February 2021 - FLORIDA IS... Commemorating 200 years as part of the U.S. today!
Participate in public art project to showcase state's natural beauty
TWO HUNDRED YEARS AGO TODAY…
On February 22, 1821, the Adams–Onís Treaty was signed, formally transferring Florida from Spain to the United States.
Three centuries earlier, Spanish conquistadore
Primarily green with blue water, white sandy beaches, swamps, scrub, and hardwood hammocks. However, we must face the fact thatFlorida is not what Florida was.
We’ve drained the Everglades, dredged beaches, paved roads and planted monocultures where there was once wilderness. We’ve redistributed waterways, poisoned rivers, and infiltrated aquifers with salt water. We’ve watched politicians rise to power and deny the human impacts on the largest threat we now face: global climate change and sea level rise.

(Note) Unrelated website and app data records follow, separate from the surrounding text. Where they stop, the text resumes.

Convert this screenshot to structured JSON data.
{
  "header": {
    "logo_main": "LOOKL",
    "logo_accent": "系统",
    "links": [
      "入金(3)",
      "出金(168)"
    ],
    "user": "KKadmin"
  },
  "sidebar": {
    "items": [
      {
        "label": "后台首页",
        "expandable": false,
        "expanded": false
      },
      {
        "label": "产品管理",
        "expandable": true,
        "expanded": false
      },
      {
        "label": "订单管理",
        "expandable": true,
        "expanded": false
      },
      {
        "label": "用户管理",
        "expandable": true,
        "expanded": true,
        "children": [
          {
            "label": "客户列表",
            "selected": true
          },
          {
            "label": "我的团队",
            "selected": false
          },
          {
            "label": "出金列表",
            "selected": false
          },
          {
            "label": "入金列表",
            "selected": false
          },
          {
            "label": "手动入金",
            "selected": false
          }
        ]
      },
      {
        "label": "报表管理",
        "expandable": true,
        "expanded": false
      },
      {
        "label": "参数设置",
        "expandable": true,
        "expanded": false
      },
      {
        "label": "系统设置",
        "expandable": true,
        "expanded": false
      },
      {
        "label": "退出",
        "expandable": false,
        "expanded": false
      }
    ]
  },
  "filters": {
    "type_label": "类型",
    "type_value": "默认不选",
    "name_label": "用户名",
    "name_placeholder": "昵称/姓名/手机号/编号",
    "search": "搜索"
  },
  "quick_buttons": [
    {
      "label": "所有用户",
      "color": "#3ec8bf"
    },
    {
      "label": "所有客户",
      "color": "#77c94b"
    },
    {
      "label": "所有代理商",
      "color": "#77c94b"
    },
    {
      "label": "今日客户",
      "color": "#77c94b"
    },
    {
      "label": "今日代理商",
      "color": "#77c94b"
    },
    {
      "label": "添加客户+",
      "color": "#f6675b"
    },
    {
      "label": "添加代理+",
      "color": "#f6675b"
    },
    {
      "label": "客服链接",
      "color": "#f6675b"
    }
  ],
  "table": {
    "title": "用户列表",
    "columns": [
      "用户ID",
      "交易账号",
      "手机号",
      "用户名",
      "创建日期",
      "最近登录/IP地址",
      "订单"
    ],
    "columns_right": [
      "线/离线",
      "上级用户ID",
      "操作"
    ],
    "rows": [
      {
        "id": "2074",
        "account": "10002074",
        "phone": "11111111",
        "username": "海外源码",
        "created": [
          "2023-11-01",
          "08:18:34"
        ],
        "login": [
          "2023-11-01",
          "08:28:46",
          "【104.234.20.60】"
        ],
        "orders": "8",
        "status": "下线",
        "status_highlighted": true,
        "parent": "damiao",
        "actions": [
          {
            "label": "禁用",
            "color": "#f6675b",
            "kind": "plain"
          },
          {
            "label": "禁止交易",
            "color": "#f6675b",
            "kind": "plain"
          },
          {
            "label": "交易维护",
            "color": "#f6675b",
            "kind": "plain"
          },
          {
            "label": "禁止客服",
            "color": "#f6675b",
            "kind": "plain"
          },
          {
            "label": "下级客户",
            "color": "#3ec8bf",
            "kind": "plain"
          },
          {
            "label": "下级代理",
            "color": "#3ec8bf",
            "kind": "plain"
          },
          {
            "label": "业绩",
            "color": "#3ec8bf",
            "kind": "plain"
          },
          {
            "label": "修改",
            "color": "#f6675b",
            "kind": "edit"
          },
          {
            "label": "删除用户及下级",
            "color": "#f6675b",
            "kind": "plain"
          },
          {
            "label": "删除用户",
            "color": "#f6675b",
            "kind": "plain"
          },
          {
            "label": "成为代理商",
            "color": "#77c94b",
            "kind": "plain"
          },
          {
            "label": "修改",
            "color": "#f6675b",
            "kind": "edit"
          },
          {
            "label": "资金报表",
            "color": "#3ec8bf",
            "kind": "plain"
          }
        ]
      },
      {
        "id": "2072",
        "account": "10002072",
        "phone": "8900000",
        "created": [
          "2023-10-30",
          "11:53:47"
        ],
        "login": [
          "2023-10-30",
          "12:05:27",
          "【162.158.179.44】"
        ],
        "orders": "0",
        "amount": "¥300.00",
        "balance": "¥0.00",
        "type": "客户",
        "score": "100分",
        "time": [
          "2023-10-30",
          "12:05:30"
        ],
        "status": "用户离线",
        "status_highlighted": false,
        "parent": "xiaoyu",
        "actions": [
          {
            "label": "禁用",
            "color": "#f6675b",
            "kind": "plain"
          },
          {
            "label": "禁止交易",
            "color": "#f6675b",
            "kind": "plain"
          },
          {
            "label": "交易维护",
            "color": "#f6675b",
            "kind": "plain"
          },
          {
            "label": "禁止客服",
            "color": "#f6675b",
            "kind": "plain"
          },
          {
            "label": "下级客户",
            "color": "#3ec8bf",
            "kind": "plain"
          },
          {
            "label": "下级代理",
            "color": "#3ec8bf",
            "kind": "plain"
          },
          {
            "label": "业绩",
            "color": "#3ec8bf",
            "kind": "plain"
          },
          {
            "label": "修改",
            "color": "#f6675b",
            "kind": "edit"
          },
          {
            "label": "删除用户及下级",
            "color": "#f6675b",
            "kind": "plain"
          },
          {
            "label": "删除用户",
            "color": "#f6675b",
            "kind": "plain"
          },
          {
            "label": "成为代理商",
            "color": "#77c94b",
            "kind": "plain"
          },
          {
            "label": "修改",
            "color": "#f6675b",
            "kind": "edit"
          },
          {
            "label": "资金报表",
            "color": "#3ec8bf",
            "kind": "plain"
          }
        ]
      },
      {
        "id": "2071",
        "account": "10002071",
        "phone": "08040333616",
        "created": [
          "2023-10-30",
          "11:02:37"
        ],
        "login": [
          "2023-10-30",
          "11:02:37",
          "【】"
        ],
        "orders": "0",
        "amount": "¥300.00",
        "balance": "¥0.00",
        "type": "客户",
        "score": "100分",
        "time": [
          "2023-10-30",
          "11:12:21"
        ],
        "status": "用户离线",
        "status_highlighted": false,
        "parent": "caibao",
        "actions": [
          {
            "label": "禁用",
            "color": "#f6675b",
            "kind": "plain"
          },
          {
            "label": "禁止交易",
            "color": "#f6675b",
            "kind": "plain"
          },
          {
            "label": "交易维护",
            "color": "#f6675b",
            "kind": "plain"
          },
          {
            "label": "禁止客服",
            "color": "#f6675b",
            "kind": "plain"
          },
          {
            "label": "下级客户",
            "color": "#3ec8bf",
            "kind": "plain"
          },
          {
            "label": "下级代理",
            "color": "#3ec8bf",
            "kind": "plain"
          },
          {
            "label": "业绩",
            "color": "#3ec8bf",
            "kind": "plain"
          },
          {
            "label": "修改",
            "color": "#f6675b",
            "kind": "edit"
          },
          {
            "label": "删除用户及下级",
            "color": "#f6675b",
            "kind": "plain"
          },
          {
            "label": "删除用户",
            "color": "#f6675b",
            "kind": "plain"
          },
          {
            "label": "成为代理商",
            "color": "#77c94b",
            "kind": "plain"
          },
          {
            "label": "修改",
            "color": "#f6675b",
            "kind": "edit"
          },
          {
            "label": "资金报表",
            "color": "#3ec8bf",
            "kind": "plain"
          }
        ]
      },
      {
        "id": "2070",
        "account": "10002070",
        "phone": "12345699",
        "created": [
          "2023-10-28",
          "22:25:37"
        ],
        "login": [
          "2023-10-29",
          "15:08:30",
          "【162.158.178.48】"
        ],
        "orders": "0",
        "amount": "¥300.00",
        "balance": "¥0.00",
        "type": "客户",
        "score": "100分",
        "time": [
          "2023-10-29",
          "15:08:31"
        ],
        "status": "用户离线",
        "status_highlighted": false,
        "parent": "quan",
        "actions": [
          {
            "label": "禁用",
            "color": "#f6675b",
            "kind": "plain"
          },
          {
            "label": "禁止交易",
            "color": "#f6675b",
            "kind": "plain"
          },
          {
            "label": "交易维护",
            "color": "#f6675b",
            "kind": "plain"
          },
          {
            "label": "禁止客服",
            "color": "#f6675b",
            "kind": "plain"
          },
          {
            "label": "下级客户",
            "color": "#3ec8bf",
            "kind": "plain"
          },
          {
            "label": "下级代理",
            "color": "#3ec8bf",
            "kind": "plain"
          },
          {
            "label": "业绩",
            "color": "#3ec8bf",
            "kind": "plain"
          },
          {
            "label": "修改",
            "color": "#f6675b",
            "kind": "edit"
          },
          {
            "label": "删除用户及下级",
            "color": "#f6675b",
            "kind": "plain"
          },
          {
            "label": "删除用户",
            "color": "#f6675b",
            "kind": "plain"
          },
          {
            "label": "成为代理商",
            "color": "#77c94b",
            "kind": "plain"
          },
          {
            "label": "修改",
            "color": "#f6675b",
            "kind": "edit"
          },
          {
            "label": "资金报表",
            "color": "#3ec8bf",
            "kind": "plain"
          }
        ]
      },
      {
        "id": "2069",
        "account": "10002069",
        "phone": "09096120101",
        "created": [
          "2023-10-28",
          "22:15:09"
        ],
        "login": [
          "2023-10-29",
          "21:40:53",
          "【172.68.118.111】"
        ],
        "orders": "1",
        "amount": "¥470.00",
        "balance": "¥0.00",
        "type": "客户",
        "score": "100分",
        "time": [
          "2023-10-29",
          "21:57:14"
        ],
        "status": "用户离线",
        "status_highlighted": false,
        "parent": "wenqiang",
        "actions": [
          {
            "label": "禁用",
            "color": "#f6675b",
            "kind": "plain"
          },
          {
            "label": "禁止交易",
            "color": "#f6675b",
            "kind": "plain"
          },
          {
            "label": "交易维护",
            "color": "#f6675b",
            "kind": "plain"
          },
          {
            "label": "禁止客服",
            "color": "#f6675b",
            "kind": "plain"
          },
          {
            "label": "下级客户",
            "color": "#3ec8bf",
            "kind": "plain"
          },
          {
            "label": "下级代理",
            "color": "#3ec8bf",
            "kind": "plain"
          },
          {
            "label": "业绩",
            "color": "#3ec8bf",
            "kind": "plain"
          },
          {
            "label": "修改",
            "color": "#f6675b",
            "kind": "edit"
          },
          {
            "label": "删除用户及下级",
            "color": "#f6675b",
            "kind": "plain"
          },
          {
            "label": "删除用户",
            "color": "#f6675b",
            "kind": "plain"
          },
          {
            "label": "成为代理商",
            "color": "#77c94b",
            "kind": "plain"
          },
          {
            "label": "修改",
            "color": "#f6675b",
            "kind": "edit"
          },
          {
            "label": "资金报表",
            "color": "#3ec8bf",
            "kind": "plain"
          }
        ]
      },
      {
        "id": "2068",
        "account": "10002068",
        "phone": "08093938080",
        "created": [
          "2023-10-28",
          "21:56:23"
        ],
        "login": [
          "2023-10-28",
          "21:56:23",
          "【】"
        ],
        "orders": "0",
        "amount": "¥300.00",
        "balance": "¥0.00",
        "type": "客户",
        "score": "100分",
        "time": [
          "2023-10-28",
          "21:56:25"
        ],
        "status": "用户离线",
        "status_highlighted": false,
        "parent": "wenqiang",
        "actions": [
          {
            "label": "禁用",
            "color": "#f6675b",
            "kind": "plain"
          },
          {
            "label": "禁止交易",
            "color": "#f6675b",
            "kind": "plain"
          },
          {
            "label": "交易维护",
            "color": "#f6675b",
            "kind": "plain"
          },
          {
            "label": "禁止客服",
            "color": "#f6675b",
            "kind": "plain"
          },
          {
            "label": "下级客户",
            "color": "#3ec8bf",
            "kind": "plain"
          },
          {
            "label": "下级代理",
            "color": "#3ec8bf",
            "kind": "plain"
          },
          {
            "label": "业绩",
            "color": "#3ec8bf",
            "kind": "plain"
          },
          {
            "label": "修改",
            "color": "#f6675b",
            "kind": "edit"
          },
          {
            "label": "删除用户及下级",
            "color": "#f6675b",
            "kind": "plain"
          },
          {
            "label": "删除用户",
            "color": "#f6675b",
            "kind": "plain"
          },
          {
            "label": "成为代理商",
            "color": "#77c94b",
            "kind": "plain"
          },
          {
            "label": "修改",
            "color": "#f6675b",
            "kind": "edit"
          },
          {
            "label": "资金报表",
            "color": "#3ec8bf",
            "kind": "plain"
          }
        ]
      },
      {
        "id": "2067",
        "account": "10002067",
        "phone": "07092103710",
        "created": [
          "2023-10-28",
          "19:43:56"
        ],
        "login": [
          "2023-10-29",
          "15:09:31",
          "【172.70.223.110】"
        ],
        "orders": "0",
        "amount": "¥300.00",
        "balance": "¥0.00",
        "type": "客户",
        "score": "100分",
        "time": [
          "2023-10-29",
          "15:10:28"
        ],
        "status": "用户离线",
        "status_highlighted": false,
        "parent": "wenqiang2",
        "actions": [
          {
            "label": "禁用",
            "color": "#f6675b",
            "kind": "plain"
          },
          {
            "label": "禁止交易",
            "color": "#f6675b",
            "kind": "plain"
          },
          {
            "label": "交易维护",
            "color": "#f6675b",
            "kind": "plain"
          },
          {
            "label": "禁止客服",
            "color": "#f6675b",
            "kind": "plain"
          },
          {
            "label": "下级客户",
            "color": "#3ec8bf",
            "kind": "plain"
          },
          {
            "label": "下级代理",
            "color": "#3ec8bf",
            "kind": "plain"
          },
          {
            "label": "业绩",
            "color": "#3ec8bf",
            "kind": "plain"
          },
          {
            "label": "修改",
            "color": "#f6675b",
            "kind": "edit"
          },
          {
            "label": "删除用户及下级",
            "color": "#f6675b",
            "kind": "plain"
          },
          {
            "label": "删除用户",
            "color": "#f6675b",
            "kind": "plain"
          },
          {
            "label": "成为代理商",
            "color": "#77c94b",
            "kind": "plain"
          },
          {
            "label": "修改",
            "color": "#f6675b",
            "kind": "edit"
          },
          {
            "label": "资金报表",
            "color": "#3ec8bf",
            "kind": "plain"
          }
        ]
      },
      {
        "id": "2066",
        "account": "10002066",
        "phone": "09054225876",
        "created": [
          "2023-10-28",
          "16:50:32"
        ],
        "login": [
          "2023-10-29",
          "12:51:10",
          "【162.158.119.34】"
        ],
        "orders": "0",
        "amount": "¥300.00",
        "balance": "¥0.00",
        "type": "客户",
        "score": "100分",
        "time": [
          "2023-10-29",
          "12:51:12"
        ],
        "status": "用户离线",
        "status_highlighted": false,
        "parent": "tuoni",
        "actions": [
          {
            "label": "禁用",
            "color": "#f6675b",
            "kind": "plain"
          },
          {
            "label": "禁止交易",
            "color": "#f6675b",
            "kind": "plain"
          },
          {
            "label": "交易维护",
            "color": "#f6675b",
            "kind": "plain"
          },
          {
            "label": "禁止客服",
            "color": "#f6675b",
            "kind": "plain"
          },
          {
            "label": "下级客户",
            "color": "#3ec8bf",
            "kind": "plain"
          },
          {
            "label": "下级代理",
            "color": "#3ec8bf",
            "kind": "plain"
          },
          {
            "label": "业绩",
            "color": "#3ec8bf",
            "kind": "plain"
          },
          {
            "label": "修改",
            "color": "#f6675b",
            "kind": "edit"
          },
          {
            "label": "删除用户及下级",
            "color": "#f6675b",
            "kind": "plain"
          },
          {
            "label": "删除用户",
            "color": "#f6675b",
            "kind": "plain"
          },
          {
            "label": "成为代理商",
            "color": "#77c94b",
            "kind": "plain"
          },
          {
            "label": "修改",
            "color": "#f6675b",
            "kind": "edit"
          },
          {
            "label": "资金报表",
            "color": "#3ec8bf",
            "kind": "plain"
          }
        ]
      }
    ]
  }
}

Through “Florida is… Nature,” Xavier Cortada asks Floridians to define their state by its natural environment, not by the edifices and man-made encroachments that have displaced nature.
To commemorate today’s 200th anniversary, Cortada encourages participants to depict Florida’s natural beauty as they find better ways to coexist with nature.
ENGAGED PUBLIC ART: FLORIDA IS... NATURE
“Florida is… Nature” was commissioned as public art pieces to hang at three Florida Turnpike plazas: West Palm Beach, Ft. Drum, and Turkey Lake. Its reach expands beyond these three commission sites as an ongoing participatory art project encouraging state-wide audiences to care for Florida’s ecosystems.
FLORIDA IS… WILDFLOWERS
PUBLIC ART: Florida Turnpike’s West Palm Beach Plaza features Cortada’s “The Puzzled Landscape: (re)Growing Native Florida piece by piece.” Above each entranceway visitors see 29 puzzle pieces coming together to create an image of wildflowers descending upon a Florida landscape. The artist invites Floridians to use their yards to restore native wildflowers.
FLORIDA IS… DIATOMS
PUBLIC ART: At the Florida Turnpike Turkey Lake Plaza (near Orlando), Cortada depicted Florida’s sunshine and the water-bound diatoms. “Conceptually,” Cortada stated, “I wanted the installation to track a day in the life across the Sunshine State.”